The key to reducing rajas is to slow down. To avoid doing things mindlessly. In short, bringing mindfulness to your daily life. Avoid being overactive. Workaholism, over-exercising, loud music, being excessively attached to possessions, etc are some examples of Rajas guna manifesting in your life.
Also, look out for the motivations behind your actions. Try to be more selfless, forgiving, free of anger or frustration.
Bringing more Sattva
Eat sattvic foods, enjoy good company with spiritual-minded people, stay positive, and continue spiritual practices like meditation and yoga. Take care of others around you and try to forget yourself in their service. The more you think about yourself, the more tensed you’ll be.
The funny truth of life is that when we take care of others, we, in turn, are taken care of.
A lot can be said about the theory of the gunas. They’re certainly not a subject to be read once and forgotten. Being conscious of the three gunas helps us navigate our lives towards freedom, joy, and love.

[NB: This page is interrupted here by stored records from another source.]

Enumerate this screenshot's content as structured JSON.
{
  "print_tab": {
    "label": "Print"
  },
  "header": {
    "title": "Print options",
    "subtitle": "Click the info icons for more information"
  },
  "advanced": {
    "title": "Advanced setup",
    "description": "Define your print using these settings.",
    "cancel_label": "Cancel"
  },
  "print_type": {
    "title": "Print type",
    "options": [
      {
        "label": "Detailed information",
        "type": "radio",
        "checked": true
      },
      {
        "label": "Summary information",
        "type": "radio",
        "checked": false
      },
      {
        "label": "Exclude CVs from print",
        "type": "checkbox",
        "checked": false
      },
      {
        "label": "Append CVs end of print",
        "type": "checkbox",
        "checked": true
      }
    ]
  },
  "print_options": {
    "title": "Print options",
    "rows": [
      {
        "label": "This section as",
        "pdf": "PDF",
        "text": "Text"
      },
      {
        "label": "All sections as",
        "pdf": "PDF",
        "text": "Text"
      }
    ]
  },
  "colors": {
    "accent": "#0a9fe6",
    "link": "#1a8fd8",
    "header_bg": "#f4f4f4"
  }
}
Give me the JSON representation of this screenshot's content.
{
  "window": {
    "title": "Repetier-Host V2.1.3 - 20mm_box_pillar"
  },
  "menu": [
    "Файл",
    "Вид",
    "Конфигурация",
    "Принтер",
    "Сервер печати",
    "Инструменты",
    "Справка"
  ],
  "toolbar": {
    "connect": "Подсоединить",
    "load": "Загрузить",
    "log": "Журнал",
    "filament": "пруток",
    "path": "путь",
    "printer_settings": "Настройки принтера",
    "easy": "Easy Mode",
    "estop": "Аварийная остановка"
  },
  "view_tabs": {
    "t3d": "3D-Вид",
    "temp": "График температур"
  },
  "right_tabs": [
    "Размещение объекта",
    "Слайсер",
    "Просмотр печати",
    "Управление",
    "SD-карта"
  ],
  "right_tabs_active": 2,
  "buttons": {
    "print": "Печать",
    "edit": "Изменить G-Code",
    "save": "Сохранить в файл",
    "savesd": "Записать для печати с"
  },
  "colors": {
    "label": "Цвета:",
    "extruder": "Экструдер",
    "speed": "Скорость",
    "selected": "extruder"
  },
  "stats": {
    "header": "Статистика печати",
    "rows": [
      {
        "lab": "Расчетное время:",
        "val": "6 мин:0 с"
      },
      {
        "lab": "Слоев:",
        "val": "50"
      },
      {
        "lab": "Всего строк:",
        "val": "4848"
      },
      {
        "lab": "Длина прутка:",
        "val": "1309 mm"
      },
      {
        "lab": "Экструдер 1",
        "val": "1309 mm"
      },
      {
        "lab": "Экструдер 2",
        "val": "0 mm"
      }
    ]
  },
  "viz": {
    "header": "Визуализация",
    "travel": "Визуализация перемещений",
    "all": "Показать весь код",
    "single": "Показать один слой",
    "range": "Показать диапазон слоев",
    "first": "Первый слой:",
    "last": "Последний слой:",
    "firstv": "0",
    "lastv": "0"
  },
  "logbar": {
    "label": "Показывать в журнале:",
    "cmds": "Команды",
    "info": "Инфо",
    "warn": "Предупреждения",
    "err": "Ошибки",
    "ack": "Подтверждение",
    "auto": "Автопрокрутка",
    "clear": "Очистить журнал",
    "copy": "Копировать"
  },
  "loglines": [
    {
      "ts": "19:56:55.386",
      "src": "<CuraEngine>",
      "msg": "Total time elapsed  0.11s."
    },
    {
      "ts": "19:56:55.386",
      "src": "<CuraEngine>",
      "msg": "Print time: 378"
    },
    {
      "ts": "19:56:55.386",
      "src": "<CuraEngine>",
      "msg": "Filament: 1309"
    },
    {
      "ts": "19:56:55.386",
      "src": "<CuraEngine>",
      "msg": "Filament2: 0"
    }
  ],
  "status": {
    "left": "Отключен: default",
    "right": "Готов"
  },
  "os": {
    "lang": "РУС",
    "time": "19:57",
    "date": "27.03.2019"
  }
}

We can not only identify the three gunas inside us but can also decide the kind of people to be around, the kind of food to eat, and the kind of activities to indulge in.
This conscious choice is only possible if we learn to discern the differences between these three qualities. So re-read the paragraphs until you’re familiar with them and identify a few ways to see how you can move towards Sattva in your life.
Finally, there’s a higher goal to all spiritual practices — to transcend the gunas themselves.
“When one rises above the three gunas that originate in the body; one is freed from birth, old age, disease, and death; and attains enlightenment” — Bhagavad Gita 14.20
We can achieve that objective by moving towards Sattva and then transcending the gunas themselves, becoming free from duality. So keep in mind that the gunas are not the end goal — the end goal is enlightenment and permanent freedom in Bliss.